TO DO:
When the string "test" is part of a line in the data below, report the whole line.

EXCERPTED RECORDS:
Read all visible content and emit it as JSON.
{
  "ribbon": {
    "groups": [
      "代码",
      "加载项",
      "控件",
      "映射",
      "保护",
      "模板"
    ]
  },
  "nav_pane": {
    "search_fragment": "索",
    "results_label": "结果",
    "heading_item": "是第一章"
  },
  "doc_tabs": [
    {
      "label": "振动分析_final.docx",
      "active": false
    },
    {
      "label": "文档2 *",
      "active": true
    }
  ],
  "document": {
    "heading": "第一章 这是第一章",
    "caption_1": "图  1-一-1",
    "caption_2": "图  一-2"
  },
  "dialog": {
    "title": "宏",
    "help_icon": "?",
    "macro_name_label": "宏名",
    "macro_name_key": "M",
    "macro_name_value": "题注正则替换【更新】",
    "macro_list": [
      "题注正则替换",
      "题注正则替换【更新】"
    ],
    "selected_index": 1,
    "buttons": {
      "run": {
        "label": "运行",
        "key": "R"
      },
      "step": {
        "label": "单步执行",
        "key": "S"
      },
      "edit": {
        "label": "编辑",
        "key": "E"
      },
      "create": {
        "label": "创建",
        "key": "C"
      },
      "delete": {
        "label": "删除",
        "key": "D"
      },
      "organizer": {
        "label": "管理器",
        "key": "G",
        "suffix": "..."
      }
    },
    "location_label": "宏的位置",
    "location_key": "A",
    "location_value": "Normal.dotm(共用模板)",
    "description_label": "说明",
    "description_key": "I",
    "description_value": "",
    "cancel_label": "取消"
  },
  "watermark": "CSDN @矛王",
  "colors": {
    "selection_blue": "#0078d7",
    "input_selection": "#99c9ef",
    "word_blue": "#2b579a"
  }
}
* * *
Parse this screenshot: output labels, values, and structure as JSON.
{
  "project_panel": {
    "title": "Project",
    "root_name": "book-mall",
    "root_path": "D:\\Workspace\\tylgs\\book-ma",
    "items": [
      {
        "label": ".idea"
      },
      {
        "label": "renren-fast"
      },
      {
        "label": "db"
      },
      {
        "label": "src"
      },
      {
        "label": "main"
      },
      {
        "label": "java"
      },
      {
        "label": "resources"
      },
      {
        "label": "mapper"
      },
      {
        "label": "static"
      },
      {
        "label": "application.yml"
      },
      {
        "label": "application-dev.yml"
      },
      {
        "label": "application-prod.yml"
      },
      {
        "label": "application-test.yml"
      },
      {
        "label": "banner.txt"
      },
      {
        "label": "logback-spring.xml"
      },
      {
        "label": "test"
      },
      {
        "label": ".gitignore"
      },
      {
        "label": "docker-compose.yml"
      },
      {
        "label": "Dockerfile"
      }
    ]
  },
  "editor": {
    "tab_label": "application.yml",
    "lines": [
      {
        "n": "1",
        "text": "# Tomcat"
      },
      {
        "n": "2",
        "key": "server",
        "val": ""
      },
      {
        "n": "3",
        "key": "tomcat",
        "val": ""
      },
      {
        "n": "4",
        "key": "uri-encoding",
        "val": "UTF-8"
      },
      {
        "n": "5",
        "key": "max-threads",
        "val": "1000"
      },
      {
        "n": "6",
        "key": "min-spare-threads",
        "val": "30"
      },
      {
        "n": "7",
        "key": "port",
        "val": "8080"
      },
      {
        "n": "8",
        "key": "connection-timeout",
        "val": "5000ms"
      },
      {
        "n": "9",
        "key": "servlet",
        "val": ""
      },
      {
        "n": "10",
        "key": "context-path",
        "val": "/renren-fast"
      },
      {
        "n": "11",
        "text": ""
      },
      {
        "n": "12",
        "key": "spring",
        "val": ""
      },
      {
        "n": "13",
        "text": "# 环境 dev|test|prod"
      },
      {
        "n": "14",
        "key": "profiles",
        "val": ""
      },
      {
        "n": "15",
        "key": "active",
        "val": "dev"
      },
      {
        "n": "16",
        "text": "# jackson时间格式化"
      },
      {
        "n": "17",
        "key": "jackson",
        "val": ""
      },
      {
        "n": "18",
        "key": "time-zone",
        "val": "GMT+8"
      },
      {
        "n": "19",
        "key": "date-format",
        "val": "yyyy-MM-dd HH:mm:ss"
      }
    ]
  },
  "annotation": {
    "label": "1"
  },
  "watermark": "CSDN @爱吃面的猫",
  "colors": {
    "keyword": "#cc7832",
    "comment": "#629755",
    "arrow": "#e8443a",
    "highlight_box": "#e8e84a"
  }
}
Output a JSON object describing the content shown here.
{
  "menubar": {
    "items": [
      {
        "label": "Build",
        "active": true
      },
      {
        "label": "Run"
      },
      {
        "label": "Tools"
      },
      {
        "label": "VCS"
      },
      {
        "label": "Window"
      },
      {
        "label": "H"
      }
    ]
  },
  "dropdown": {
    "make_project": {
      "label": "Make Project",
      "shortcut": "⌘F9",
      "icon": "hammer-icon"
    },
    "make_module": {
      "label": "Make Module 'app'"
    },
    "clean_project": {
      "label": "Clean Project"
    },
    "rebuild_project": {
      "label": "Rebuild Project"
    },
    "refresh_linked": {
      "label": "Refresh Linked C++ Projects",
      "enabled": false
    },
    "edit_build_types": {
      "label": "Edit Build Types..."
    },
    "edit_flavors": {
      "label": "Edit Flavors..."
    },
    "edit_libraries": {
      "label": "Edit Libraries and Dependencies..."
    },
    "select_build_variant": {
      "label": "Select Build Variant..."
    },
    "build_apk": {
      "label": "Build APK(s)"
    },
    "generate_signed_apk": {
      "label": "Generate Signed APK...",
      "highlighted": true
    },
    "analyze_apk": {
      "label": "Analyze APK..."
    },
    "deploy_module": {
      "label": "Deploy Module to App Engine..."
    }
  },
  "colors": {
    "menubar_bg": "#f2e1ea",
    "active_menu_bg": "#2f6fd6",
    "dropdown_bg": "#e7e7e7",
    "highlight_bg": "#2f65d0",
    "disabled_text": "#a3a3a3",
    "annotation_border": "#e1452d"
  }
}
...
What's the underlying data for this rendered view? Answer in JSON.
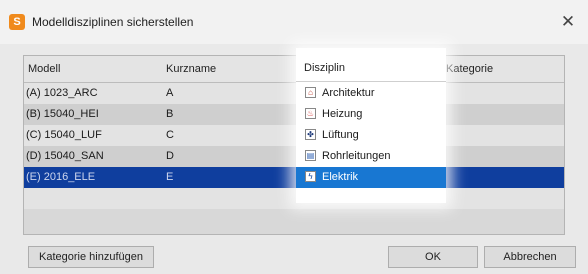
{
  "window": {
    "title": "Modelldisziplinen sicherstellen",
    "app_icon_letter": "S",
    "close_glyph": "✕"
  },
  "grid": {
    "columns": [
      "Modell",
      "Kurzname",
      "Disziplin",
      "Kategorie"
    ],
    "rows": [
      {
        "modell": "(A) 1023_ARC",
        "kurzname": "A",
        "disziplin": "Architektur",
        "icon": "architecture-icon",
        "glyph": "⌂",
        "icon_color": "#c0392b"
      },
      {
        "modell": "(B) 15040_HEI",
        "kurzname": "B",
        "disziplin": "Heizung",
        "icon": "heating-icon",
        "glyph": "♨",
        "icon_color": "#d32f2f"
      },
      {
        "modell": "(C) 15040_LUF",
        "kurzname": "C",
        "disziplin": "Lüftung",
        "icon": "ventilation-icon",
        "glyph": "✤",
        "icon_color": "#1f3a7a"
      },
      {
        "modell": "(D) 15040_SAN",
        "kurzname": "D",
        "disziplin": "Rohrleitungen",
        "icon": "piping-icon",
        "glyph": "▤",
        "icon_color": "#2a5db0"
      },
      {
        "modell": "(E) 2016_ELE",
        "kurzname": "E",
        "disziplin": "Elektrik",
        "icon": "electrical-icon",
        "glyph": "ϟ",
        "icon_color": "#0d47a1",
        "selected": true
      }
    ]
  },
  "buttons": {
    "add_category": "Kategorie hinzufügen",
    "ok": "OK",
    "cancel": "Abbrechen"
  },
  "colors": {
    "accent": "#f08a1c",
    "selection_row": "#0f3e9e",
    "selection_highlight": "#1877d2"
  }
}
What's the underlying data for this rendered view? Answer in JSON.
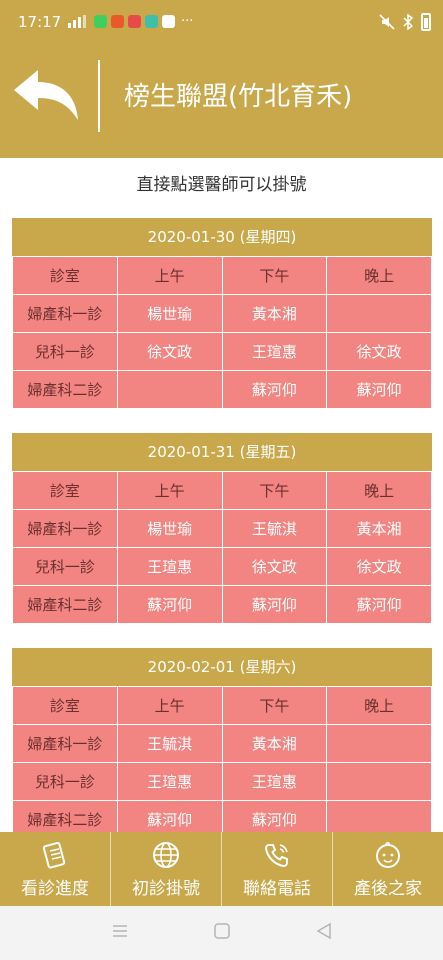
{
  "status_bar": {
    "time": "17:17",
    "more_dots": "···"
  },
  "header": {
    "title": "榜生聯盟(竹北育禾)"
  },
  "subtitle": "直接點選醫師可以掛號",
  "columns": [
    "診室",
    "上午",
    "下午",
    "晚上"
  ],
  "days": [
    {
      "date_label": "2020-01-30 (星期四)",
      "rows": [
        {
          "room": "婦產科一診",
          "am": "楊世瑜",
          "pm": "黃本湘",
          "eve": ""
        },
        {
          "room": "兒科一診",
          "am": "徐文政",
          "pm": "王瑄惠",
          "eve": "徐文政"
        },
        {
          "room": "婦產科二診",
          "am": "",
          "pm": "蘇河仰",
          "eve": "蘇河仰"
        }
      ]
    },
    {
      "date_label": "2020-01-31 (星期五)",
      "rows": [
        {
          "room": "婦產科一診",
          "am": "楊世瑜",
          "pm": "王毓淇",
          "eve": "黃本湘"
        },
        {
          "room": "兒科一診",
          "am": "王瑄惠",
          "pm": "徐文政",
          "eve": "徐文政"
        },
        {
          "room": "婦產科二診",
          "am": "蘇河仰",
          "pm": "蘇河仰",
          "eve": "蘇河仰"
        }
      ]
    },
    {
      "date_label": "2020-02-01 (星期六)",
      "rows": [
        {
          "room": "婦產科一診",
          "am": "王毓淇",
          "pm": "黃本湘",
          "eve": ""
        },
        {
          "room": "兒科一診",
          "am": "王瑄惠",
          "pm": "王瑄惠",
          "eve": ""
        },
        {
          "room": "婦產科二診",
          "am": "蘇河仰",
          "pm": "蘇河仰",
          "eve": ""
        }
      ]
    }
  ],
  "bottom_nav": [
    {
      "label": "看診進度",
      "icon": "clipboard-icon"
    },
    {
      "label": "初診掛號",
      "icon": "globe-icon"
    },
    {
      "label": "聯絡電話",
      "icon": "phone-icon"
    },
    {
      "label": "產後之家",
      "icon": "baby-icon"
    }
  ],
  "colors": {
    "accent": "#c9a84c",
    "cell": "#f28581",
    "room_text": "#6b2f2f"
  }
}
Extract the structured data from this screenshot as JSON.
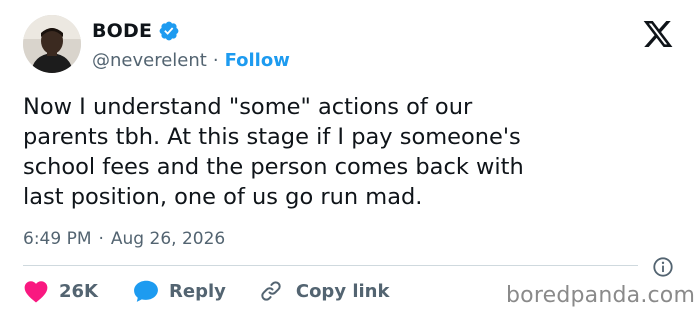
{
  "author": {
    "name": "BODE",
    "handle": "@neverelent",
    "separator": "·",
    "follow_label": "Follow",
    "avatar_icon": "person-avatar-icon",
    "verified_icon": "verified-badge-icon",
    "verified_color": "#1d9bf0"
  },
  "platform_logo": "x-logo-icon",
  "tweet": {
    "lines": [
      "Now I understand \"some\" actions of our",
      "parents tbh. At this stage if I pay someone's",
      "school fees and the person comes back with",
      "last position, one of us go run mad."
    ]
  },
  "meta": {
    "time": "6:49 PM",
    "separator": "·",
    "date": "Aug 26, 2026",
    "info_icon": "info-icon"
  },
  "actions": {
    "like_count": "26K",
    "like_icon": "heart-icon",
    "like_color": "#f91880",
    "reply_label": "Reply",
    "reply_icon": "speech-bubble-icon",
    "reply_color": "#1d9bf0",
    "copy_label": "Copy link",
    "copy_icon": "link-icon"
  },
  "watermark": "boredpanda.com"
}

YOUR SOLUTION:
        "label": "application-test.yml"
        "label": "test"
        "text": "# 环境 dev|test|prod"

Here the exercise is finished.